That’s what I’ve specialized in since childhood. Faking it, acting like an insider inside a week, being a method actor of the English-speaking peoples. I horrified my parents with a gin-soaked, diphthong-ridden drawl after a just a summer in London when I was 18, and I had a South County Dublin accent down by October of my first year in college. After a year in New York no one ever asked what part of Ireland I was from. If they thought I sounded strange they assumed I was Canadian.
But I’m not Canadian. I know that now. Being in Canada is like walking in a dream, an odd mixture of different pasts and yet another thing entirely. None of the Ottawa streets and buildings preexisted in my mind. I stare uncertainly at the Queen on their dollar bills and note that she needs to get her eyebrows done. Claire translates the stores/shops.
‘Second Cup, that’s their Starbucks. Tim Horton’s is their Krispy Kreme, but better. Roots is sort of their Gap.’
I am flubbing the basics, I who pride myself on passing instantly.
‘Do the states control education, or…?’
‘Provinces. We have provinces here.’
‘Oh. I knew that. Sore-y.‘
‘When the separatist government came in in the Seventies—do you know about that?’
‘Oh, um, yes, of course…’
‘Who’s that guy?’
‘Chrétien. The Prime Minister.’
I’ve been a diligent student this past year of travel. I scoured the travelers’ bookstores in each country, looking for material on the next. Not just guidebooks, but history, travelogues, local literature. I wanted to cram in advance so that I could arrive at strange places and have some sense of recognition, however vague.
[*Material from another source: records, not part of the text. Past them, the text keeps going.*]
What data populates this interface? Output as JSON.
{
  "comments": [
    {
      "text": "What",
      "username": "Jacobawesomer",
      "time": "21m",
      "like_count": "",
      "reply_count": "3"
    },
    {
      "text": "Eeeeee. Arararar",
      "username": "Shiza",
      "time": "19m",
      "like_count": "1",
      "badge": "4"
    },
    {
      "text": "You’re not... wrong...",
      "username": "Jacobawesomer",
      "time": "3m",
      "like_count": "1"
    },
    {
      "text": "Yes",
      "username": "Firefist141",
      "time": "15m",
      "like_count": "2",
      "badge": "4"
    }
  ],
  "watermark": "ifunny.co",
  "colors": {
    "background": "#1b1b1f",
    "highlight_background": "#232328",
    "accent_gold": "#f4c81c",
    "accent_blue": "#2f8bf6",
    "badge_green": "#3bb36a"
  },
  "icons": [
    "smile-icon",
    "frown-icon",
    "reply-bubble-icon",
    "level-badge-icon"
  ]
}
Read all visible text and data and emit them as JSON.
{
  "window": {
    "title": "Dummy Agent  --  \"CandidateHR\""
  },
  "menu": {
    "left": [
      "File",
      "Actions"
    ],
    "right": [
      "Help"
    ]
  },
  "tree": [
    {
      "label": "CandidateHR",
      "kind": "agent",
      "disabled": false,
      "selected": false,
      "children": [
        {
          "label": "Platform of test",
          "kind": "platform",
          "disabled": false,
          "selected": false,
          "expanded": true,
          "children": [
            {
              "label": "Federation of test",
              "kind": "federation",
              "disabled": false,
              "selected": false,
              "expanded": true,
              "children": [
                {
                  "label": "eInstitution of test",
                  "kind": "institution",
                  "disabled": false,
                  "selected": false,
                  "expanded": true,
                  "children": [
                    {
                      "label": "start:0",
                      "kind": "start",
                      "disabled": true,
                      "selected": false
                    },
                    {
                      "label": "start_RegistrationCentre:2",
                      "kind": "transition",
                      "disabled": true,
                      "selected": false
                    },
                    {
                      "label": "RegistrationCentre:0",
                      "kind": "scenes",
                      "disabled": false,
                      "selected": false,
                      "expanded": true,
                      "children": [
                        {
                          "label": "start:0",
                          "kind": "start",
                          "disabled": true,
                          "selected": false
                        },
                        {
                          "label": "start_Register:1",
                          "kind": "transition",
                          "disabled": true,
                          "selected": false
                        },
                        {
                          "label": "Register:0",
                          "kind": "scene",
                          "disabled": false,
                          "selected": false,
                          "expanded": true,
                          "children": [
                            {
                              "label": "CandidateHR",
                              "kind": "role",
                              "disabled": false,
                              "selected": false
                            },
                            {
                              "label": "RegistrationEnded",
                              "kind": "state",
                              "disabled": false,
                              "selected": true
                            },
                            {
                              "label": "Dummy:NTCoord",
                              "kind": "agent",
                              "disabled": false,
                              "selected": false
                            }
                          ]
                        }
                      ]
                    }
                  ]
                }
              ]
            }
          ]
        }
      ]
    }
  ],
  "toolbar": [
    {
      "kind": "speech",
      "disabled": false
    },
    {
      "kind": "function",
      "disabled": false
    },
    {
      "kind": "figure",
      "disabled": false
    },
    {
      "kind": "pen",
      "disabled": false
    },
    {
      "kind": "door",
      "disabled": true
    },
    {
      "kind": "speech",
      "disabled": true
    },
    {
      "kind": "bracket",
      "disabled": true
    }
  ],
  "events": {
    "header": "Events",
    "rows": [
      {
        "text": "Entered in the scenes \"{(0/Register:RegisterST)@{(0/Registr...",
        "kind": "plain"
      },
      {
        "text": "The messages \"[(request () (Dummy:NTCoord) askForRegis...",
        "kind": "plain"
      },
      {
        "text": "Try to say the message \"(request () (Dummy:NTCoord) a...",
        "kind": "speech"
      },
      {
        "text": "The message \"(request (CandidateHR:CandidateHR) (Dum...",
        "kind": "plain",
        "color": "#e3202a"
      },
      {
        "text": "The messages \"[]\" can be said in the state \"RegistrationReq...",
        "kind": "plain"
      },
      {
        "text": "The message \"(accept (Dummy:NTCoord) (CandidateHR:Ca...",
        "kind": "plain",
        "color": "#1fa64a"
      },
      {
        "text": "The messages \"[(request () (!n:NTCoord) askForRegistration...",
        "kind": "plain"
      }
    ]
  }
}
But it didn’t occur to me to study up for Canada, any more than for Ireland or New York. Without noticing, the last three novels I picked up were Canadian: Carol Shields’s Stone Diaries, Rohinton Mistry’s A Fine Balance, Anne Michaels’s extraordinary Fugitive Pieces. I’m absorbing the country through its own words, immigrant and native, and recognizing in them the slow rhythms of my Canadian friends. I spent my last Mexican pesos on a copy of The Economist to read on the plane, and felt obscurely patriotic when I read about Canada’s legalization of gay marriage. I’ve already started to bore email friends with exhaustive lists of Canada’s comedians and writers, their intelligent laws, their humane welfare state. I cheered when Vancouver won the Olympics bid. Claire had to talk me out of buying a Roots Canada sweatshirt and baseball hat for July 1st.
I’m still no more Canadian. They interrogated me at the immigration desk in Toronto when I arrived. A backpacker? Arriving from Mexico? Why did I want 60 days in Canada? Where was my onward ticket? Late at night, after four solid days of traveling from southern Peru and a year with a backpack, I felt my throat swell with a need for a home where I would be welcomed back instead of peppered with questions. But next day, as I trawled the Canadian immigration website, I felt weepy again at the kindness of the layout, at how clear and helpful they made the process compared to the unfriendly US, where one is a deadbeat/terrorist/dirty foreigner until proven otherwise over and over. I would be prouder to become Canadian than American now, a result of the belated political education I finally picked up by spending some time in the developing world. Surviving a Toronto winter, though, is a different story. We’ll see.